Even behind China’s. This gets to something I wrote about in July, the extent to which America’s response to the pandemic isn’t just a human tragedy or an economic calamity but a national humiliation. And not a national humiliation like the Iraq war, where the U.S. failed to pull off something that no other world power could have accomplished. This is the crisis of the age and many other countries have handled it better than we have. We’re ninth-worst in the world in COVID deaths per capita among nations with a population of at least one million. We have 20 percent or so of the world’s recorded deaths from the virus despite having less than five percent of the world’s population. The leader of our country was recently exposed, on tape, as admitting to having downplayed the virus during a critical period early on.

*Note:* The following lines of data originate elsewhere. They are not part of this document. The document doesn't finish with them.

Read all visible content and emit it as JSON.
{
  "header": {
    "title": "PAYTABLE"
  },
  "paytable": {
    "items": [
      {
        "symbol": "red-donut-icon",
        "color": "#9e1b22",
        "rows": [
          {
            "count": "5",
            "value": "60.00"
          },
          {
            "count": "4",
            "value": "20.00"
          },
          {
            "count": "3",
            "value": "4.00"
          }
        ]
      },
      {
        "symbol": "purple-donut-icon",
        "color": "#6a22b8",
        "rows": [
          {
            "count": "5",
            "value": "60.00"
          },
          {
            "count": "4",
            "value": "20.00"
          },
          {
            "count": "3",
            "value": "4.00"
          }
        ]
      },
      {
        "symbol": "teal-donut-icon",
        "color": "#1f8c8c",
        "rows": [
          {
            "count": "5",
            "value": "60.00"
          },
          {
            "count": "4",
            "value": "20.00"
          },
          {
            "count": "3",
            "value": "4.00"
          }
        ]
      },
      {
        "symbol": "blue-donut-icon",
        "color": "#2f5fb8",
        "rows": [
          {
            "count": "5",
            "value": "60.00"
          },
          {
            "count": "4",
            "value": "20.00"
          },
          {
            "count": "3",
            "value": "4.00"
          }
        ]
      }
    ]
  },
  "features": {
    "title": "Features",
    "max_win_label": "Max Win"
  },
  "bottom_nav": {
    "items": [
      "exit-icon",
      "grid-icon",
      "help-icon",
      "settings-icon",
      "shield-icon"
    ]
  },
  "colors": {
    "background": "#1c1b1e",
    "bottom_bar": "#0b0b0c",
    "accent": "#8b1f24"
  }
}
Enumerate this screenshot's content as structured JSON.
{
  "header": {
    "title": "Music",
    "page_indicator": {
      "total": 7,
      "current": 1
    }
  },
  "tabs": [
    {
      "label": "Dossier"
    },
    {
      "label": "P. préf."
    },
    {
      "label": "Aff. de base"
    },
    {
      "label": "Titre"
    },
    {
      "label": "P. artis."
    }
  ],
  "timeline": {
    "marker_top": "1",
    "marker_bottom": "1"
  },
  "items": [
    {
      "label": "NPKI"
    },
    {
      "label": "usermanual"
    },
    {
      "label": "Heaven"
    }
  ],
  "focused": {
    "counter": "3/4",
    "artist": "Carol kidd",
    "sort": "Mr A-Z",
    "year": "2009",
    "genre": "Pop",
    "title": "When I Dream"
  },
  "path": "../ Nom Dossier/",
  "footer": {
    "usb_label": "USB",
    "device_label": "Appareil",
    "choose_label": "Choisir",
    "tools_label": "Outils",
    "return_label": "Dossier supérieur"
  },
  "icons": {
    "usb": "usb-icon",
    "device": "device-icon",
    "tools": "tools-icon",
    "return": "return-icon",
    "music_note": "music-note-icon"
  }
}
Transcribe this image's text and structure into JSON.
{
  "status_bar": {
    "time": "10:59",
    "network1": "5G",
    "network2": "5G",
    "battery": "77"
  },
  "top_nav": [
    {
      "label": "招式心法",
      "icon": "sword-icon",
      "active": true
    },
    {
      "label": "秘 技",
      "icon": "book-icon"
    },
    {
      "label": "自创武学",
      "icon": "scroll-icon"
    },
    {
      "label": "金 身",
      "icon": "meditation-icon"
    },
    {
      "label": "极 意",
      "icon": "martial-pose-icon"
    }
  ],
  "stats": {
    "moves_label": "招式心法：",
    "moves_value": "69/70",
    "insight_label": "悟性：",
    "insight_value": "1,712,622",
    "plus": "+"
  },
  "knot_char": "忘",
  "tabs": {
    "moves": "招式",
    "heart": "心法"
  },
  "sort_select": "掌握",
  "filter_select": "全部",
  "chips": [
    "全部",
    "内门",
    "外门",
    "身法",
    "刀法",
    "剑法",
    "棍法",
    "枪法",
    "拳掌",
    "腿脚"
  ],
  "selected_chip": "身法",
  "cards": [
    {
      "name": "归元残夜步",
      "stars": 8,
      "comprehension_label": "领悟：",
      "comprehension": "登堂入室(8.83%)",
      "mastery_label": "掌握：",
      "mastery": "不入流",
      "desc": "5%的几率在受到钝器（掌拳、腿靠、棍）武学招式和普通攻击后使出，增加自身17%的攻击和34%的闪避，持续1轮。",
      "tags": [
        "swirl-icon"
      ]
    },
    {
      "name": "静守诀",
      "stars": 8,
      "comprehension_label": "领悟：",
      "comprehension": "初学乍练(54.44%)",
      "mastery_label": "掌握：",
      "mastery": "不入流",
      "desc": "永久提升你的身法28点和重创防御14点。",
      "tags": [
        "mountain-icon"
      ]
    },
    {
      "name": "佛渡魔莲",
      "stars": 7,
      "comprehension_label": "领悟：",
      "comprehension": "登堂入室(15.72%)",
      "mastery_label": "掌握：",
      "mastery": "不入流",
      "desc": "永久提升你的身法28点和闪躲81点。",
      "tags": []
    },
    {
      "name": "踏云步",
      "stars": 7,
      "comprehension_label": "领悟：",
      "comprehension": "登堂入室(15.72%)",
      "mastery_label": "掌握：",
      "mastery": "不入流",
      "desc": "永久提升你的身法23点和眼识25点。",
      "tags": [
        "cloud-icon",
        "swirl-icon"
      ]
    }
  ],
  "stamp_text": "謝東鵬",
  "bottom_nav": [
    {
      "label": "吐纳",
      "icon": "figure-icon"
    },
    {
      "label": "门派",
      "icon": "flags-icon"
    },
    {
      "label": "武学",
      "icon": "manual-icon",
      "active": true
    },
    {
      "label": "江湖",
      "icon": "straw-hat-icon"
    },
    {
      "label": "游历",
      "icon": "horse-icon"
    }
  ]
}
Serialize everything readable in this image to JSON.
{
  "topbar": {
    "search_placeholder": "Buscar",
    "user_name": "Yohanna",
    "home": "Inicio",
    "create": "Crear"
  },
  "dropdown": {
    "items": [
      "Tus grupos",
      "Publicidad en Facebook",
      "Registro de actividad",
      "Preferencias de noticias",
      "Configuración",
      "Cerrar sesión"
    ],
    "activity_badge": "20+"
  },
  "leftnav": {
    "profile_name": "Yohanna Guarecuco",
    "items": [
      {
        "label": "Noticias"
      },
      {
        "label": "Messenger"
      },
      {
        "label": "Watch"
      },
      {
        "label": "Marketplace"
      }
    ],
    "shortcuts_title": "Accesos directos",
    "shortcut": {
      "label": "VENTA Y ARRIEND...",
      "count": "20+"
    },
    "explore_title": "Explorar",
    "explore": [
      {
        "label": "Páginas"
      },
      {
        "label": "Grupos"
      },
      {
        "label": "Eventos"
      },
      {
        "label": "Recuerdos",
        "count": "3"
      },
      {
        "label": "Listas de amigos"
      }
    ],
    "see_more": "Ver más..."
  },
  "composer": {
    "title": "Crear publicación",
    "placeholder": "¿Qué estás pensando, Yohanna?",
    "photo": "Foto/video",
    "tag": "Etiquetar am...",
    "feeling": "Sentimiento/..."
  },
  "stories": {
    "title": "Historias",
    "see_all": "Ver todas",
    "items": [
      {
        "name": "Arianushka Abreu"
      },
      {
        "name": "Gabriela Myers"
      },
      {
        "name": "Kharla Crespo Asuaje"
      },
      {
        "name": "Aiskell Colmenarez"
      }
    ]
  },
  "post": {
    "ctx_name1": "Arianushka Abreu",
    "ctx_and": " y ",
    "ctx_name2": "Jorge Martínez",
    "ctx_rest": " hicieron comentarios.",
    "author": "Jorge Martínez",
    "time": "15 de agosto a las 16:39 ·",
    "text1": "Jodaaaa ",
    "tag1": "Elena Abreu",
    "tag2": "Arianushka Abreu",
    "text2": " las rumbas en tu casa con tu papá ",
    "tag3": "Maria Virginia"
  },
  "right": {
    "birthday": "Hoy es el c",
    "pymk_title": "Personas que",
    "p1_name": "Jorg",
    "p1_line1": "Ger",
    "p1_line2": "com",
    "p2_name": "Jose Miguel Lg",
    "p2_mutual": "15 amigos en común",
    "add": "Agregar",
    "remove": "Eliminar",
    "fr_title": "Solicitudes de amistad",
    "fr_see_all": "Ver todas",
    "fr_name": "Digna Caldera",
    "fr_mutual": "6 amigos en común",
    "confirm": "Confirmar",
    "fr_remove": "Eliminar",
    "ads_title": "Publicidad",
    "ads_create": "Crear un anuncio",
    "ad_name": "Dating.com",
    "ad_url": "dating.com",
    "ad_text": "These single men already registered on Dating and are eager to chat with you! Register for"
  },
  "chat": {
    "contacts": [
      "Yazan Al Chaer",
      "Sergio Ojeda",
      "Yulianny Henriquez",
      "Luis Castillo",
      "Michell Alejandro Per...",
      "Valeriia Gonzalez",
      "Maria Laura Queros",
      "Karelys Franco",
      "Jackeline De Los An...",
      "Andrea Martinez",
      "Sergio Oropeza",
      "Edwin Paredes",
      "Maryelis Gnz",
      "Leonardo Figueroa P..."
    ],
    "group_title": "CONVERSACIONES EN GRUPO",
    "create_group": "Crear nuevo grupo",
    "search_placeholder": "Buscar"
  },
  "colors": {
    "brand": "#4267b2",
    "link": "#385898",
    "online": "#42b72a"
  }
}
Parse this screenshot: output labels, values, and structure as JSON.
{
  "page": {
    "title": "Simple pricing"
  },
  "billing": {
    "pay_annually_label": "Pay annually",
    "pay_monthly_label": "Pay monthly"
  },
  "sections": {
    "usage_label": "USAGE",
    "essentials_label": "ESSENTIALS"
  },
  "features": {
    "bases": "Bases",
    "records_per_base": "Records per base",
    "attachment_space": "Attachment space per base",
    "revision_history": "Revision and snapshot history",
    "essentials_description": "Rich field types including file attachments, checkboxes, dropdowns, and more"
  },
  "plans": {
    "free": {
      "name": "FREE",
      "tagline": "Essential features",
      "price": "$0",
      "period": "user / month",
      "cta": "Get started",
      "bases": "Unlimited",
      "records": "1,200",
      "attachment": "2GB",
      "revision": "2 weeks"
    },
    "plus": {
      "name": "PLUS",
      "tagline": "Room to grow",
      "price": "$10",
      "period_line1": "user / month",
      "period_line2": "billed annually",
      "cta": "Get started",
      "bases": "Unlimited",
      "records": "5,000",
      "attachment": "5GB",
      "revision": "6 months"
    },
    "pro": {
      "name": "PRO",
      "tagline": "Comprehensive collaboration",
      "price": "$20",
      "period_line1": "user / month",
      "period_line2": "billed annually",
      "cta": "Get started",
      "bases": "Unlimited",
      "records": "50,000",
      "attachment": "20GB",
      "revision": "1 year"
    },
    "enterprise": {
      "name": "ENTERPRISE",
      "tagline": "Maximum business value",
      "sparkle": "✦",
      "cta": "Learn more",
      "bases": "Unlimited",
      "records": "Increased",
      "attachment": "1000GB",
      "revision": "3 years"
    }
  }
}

What it means for America’s international prestige now that our incompetence has been exposed in such a glaring way is unclear. Maybe not a lot. Some western European countries have had outcomes comparable to ours, and we’ve been given a great gift by China’s relentlessly appalling behavior since the start of the crisis. They’re the rising power to which major nations logically would have turned once they realized that America is in late-stage decline, but no one wants to buddy up to the concentration-camp kommandants who are right now trying to grind Hong Kong under their heels. China’s repulsiveness may have preserved America’s status as the indispensable nation.
But clearly that indispensability is now of the “least bad option” variety, less so the “shining city on the hill” sort. The city on the hill’s too busy burying people and hosting anti-mask protests.